## [What you will do]
Search the records for lines with the word "icon" and copy each match.

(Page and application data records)

◆ ◆ ◆ ◆ ◆

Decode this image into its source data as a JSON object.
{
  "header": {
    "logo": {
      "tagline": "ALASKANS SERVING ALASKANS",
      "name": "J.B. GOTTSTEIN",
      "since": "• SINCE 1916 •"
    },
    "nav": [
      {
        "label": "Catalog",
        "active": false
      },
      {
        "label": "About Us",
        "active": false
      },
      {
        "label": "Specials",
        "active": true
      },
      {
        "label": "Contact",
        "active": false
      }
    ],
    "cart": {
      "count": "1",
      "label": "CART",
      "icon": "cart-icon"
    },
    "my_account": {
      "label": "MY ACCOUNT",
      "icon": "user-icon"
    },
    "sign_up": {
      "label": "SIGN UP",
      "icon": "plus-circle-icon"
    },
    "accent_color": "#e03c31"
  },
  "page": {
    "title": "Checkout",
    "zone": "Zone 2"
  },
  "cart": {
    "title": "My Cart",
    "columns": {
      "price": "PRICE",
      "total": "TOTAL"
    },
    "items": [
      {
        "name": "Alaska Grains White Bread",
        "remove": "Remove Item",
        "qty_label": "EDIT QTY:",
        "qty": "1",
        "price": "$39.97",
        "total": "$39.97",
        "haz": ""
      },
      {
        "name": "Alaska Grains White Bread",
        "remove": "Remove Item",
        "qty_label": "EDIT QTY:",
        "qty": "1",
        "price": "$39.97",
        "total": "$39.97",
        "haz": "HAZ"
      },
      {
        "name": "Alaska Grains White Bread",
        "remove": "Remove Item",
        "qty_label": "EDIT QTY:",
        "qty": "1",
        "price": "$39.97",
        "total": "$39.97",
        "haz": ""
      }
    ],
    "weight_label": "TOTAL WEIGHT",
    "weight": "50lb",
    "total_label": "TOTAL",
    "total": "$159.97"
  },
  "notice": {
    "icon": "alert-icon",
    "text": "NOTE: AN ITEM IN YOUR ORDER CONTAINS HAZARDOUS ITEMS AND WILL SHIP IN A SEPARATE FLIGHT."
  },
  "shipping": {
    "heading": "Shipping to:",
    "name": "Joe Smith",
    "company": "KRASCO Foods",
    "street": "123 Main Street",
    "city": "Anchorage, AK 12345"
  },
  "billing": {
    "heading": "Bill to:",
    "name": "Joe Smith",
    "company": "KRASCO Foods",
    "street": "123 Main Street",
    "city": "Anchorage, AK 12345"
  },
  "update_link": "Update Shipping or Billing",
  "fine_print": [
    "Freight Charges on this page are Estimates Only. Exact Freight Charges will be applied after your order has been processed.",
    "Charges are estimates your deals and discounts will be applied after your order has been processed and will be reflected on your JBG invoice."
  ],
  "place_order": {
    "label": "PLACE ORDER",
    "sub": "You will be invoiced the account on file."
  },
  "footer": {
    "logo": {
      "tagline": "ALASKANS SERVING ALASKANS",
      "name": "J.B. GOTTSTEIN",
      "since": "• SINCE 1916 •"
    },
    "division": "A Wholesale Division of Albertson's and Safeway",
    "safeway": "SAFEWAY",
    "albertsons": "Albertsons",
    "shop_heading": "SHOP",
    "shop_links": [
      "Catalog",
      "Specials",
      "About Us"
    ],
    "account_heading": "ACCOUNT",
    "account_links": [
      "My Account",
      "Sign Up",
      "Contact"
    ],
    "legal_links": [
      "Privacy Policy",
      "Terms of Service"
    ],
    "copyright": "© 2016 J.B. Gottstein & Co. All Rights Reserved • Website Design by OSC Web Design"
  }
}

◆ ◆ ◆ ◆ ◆

## [Answer area]
      "icon": "cart-icon"
      "icon": "user-icon"
      "icon": "plus-circle-icon"
    "icon": "alert-icon",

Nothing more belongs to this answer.